> _SOURCE DATA_
________________________________________
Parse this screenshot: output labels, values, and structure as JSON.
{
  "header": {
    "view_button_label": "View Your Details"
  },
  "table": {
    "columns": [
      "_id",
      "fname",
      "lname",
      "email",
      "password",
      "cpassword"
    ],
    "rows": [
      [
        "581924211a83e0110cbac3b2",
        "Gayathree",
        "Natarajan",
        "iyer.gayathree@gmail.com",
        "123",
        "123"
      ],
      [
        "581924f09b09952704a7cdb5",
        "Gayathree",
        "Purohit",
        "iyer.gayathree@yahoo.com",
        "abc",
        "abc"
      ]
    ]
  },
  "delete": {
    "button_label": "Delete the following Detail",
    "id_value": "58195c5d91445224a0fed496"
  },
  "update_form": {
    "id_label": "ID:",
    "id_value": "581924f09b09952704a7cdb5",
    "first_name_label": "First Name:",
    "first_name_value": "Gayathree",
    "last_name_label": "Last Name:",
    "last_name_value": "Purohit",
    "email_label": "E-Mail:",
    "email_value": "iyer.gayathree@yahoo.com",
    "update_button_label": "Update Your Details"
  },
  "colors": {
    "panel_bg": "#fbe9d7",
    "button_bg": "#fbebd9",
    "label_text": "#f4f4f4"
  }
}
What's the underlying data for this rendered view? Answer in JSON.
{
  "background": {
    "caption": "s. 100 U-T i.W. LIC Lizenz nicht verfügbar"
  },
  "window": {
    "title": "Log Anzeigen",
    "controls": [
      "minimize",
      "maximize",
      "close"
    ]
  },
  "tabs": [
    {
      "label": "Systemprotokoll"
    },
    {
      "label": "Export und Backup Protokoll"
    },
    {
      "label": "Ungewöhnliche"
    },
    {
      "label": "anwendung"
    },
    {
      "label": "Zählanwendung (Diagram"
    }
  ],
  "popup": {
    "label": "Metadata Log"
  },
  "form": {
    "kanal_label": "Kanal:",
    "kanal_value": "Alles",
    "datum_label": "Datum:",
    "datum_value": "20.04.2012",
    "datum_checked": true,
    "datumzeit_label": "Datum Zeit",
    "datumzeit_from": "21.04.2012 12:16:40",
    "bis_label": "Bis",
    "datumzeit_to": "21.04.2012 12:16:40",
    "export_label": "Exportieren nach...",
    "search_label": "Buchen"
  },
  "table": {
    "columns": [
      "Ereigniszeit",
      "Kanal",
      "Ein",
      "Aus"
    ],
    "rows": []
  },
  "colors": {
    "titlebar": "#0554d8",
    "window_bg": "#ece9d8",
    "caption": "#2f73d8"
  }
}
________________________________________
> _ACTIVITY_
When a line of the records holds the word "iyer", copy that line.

> _OUTPUT FOR THIS EXERCISE_
        "iyer.gayathree@gmail.com",
        "iyer.gayathree@yahoo.com",
    "email_value": "iyer.gayathree@yahoo.com",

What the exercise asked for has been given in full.